Two FRA workers begin 10th deployment keeping vehicles 'on line, on time'
June 26, 2007
TACOM Life Cycle Management Command's Forward Repair Activity at Camp Arifjan, Kuwait, continues churning out vehicles and repair parts, keeping vehicles on the road and Soldiers in the fight.
Randy Hughes, a Department of the Army civilian deployed from Anniston Army Depot, Ala., oversees the FRA operations at Camp Arifjan and, in May, began his 10th deployment in theater along with Alonzo Johnson, a crew leader deployed from Red River Army Depot, Texas.

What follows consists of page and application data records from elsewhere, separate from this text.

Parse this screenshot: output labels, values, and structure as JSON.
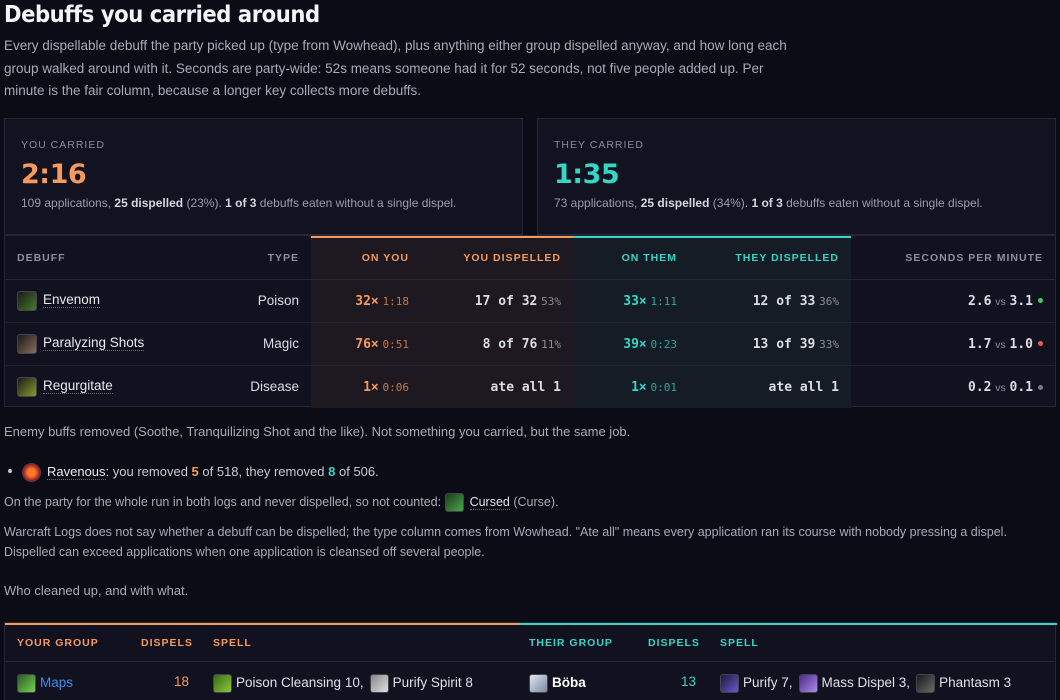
{
  "title": "Debuffs you carried around",
  "intro": "Every dispellable debuff the party picked up (type from Wowhead), plus anything either group dispelled anyway, and how long each group walked around with it. Seconds are party-wide: 52s means someone had it for 52 seconds, not five people added up. Per minute is the fair column, because a longer key collects more debuffs.",
  "cards": {
    "you": {
      "label": "YOU CARRIED",
      "time": "2:16",
      "apps": "109 applications, ",
      "dispelled": "25 dispelled",
      "pct": " (23%). ",
      "eaten": "1 of 3",
      "tail": " debuffs eaten without a single dispel."
    },
    "them": {
      "label": "THEY CARRIED",
      "time": "1:35",
      "apps": "73 applications, ",
      "dispelled": "25 dispelled",
      "pct": " (34%). ",
      "eaten": "1 of 3",
      "tail": " debuffs eaten without a single dispel."
    }
  },
  "table": {
    "headers": {
      "debuff": "DEBUFF",
      "type": "TYPE",
      "on_you": "ON YOU",
      "you_dispelled": "YOU DISPELLED",
      "on_them": "ON THEM",
      "they_dispelled": "THEY DISPELLED",
      "spm": "SECONDS PER MINUTE"
    },
    "rows": [
      {
        "name": "Envenom",
        "type": "Poison",
        "on_you": "32×",
        "on_you_time": "1:18",
        "you_disp": "17 of 32",
        "you_disp_pct": "53%",
        "on_them": "33×",
        "on_them_time": "1:11",
        "they_disp": "12 of 33",
        "they_disp_pct": "36%",
        "spm_you": "2.6",
        "spm_them": "3.1",
        "vs": "vs",
        "dot": "#3ecf6a",
        "icon_color": "#4a7a2a"
      },
      {
        "name": "Paralyzing Shots",
        "type": "Magic",
        "on_you": "76×",
        "on_you_time": "0:51",
        "you_disp": "8 of 76",
        "you_disp_pct": "11%",
        "on_them": "39×",
        "on_them_time": "0:23",
        "they_disp": "13 of 39",
        "they_disp_pct": "33%",
        "spm_you": "1.7",
        "spm_them": "1.0",
        "vs": "vs",
        "dot": "#ee5a5a",
        "icon_color": "#8a6a5a"
      },
      {
        "name": "Regurgitate",
        "type": "Disease",
        "on_you": "1×",
        "on_you_time": "0:06",
        "you_disp": "ate all 1",
        "you_disp_pct": "",
        "on_them": "1×",
        "on_them_time": "0:01",
        "they_disp": "ate all 1",
        "they_disp_pct": "",
        "spm_you": "0.2",
        "spm_them": "0.1",
        "vs": "vs",
        "dot": "#77778a",
        "icon_color": "#8a9a2a"
      }
    ]
  },
  "enemy_buffs": "Enemy buffs removed (Soothe, Tranquilizing Shot and the like). Not something you carried, but the same job.",
  "ravenous": {
    "name": "Ravenous",
    "a": ": you removed ",
    "you": "5",
    "b": " of 518, they removed ",
    "them": "8",
    "c": " of 506."
  },
  "never_dispelled": {
    "text": "On the party for the whole run in both logs and never dispelled, so not counted:",
    "name": "Cursed",
    "type": " (Curse)."
  },
  "note": "Warcraft Logs does not say whether a debuff can be dispelled; the type column comes from Wowhead. \"Ate all\" means every application ran its course with nobody pressing a dispel. Dispelled can exceed applications when one application is cleansed off several people.",
  "who": "Who cleaned up, and with what.",
  "bottom": {
    "headers": {
      "your_group": "YOUR GROUP",
      "dispels": "DISPELS",
      "spell": "SPELL",
      "their_group": "THEIR GROUP",
      "dispels2": "DISPELS",
      "spell2": "SPELL"
    },
    "you": {
      "name": "Maps",
      "dispels": "18",
      "spell1": "Poison Cleansing 10,",
      "spell2": "Purify Spirit 8"
    },
    "them": {
      "name": "Böba",
      "dispels": "13",
      "spell1": "Purify 7,",
      "spell2": "Mass Dispel 3,",
      "spell3": "Phantasm 3"
    }
  },
  "colors": {
    "you": "#f59a5c",
    "them": "#35d6c6",
    "background": "#0c0c16"
  }
}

"I want to do my part, that's why I'm here serving. I have great respect for Soldiers and I like to do what ever I can to assist them," said Hughes, who is currently serving a six-month deployment.
"I like what I'm doing, and my depot believes in me. Every rotation is different. I'm a vet and just want to do all that I can to support the troops, It's in my blood," said Johnson.
The FRA deploys government civilian mechanics and technicians on a rotating basis from RRAD and ANAD. This highly-skilled team of more than 50 mechanics, welders and other technicians re-build HMMWV engines, fuel injectors, transmissions, generators, alternators and differentials.
They also up-armor HMMWVs through a contract with L3 Communications and were recently funded to rebuild engines for Heavy Equipment Transporter Trucks.
The FRA also manages a welding shop and a mobile parts hospital; a pair of small metal shipping containers with a computerized high-tech steel lathe/milling device that can build almost any metal part at a moment's notice to keep missions "on line and on time."
The team has manufactured new components such as gun mounts, special mechanic tools and valves, based off of nothing more than a Soldier's idea and rough pencil sketch. It is this kind of ingenuity and willingness to take on a challenge that allows the FRA to serve the warfighter in a meaningful way.
The shop also includes a refurbishment and repair shop for the M-1117, the Armored Security Vehicle and a state-of-the-art repair shop for the M1A1 Tank Tiger Engine. The Tiger shop recently added a "clean room" as part of the repair shop to keep fine sand and dust away from delicate engine components.
The team at the FRA works well together and most have a special relationship with the Soldiers they support, as most are military veterans and consider their service as an honorable continuation of their military years.
"The team produces quality work. We have a saying around here," says Hughes, "We can fix anything from a HETT to a broken heart."